Data for analysis:

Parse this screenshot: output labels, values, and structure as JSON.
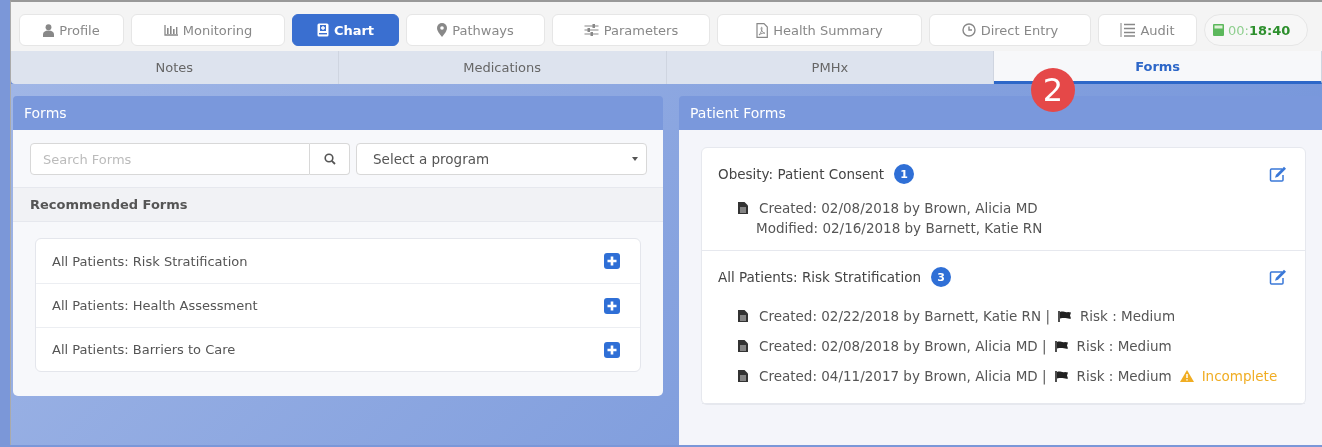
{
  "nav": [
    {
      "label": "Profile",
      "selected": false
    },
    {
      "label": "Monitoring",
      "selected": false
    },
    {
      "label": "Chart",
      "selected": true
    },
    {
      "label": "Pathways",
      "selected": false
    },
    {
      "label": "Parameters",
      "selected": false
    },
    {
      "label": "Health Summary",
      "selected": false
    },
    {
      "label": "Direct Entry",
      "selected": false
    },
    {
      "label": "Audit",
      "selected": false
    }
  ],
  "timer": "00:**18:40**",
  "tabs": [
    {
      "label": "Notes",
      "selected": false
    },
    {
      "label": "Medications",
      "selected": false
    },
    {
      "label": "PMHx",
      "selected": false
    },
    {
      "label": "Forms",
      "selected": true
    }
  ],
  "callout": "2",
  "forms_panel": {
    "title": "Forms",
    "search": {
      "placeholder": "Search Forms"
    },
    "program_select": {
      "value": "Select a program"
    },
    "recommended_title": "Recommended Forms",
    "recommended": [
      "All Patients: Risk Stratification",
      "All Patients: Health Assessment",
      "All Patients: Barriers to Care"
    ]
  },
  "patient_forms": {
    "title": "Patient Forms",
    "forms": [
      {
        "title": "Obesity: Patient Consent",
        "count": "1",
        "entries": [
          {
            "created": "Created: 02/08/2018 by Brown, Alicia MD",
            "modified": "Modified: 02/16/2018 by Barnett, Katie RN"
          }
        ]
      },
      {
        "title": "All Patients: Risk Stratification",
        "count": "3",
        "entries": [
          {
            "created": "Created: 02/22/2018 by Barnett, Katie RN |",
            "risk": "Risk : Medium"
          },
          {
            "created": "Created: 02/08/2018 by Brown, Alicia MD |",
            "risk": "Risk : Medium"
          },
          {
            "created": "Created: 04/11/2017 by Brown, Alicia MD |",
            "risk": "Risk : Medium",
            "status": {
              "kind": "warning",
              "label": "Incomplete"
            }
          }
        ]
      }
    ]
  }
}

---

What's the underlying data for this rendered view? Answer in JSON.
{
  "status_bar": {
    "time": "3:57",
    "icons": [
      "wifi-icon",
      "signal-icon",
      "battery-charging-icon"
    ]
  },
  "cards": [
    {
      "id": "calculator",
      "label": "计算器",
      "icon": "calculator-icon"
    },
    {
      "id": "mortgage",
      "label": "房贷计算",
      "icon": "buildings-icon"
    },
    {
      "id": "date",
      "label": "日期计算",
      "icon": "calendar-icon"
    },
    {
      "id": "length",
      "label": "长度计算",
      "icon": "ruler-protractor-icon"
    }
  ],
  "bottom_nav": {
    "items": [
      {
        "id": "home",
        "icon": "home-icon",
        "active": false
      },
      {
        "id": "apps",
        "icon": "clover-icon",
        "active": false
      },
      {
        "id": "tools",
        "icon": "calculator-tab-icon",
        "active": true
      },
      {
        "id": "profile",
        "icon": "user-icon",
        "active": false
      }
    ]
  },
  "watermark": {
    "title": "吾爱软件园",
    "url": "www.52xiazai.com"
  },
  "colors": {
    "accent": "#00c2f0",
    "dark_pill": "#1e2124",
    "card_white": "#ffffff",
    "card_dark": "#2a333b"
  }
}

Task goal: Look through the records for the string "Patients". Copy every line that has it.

Answer to this exercise:
      "All Patients: Risk Stratification",
      "All Patients: Health Assessment",
      "All Patients: Barriers to Care"
        "title": "All Patients: Risk Stratification",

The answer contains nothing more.